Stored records

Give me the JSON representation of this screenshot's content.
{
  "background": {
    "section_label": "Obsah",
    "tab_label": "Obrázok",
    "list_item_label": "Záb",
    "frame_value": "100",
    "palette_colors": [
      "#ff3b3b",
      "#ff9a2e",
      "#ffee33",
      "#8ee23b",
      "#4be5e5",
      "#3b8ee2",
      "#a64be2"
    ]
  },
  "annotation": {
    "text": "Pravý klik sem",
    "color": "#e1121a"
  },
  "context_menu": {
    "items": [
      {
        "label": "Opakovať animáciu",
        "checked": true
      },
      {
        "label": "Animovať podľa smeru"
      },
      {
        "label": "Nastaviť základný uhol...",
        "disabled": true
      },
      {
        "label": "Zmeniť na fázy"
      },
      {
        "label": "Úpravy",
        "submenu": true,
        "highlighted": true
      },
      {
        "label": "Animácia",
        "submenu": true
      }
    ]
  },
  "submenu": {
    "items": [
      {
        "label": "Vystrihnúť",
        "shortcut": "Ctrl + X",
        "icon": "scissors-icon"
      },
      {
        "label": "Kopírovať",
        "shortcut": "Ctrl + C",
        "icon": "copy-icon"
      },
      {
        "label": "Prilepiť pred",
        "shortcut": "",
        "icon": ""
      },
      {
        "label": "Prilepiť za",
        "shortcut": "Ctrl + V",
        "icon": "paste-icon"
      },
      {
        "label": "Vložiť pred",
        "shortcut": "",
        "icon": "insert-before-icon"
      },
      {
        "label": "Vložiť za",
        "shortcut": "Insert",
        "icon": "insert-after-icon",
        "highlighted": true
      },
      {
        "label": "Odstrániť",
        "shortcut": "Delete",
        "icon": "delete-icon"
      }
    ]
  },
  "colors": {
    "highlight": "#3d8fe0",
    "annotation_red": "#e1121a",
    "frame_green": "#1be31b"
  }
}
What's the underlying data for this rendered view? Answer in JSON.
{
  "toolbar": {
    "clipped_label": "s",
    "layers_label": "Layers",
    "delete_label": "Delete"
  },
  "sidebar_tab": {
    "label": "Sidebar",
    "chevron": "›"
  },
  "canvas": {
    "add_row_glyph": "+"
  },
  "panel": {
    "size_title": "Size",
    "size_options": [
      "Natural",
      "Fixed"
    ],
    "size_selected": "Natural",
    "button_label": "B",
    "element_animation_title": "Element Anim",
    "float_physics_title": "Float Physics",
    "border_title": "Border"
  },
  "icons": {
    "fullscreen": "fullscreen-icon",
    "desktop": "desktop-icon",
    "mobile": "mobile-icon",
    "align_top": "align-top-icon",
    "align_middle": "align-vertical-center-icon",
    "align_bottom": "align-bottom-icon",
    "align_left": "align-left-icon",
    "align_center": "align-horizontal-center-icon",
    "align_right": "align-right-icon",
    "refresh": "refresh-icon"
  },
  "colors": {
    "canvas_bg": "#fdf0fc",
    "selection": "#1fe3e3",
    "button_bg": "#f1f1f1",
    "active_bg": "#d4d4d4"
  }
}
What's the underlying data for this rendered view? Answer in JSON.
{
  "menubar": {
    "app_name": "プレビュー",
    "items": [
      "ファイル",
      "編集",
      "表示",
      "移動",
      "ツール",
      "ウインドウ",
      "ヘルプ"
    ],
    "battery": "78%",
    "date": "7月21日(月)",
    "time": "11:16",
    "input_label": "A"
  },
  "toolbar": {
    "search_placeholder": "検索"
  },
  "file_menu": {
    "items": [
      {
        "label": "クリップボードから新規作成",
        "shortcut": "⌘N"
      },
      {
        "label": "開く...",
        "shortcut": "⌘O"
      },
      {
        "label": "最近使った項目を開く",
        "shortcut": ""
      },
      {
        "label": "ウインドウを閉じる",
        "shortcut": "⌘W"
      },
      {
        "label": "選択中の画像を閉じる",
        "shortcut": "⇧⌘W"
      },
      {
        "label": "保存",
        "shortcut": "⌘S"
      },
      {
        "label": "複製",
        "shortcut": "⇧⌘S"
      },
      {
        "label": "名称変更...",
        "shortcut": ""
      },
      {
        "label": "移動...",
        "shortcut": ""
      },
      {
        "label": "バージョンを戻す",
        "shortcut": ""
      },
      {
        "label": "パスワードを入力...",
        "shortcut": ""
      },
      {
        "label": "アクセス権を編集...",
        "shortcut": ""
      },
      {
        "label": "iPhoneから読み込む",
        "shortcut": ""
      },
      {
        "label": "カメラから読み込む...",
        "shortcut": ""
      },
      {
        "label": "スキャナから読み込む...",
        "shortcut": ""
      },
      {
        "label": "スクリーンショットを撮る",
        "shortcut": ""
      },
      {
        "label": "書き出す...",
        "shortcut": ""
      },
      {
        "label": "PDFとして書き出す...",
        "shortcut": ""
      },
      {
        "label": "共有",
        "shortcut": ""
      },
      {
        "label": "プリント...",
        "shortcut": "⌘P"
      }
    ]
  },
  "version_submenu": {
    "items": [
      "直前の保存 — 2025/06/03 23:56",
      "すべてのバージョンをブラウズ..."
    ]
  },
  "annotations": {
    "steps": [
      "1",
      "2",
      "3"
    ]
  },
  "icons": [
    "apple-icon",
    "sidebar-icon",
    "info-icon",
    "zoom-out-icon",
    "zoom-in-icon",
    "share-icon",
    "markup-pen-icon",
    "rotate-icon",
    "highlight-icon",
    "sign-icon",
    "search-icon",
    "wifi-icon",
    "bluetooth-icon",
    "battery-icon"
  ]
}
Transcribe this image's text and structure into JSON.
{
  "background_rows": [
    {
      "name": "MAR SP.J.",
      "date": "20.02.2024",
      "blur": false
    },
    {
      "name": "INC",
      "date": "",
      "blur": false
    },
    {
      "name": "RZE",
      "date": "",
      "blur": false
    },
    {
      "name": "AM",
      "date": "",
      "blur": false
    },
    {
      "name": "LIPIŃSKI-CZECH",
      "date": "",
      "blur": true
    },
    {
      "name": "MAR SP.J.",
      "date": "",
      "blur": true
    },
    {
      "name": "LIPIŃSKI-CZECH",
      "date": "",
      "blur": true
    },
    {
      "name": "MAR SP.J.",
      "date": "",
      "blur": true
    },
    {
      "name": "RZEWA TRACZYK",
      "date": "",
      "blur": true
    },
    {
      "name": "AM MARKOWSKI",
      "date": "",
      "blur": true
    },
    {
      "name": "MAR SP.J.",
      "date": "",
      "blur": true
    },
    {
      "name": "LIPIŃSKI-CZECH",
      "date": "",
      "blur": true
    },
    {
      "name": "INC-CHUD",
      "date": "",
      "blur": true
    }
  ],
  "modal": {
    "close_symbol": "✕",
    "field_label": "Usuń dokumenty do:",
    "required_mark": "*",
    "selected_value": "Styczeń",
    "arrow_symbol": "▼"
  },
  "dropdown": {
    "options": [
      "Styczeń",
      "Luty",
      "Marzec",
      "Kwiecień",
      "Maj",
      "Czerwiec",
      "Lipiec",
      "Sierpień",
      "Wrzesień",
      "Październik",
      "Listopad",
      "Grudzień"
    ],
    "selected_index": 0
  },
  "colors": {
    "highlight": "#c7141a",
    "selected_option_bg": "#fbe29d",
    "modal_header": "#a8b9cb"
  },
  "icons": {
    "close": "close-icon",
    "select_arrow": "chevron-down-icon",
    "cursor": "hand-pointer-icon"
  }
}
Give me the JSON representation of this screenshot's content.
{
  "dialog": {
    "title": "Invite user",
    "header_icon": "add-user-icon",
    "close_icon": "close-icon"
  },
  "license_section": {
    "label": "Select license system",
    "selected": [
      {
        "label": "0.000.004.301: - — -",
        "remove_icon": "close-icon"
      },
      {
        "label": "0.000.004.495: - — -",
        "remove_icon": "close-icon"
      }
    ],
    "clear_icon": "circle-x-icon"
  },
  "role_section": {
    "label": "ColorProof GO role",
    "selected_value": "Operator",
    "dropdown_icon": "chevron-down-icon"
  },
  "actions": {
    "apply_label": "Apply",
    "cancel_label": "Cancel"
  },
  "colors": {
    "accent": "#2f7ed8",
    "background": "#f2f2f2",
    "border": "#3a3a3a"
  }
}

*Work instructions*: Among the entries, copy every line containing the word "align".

*Exercise answer*:
    "align_top": "align-top-icon",
    "align_middle": "align-vertical-center-icon",
    "align_bottom": "align-bottom-icon",
    "align_left": "align-left-icon",
    "align_center": "align-horizontal-center-icon",
    "align_right": "align-right-icon",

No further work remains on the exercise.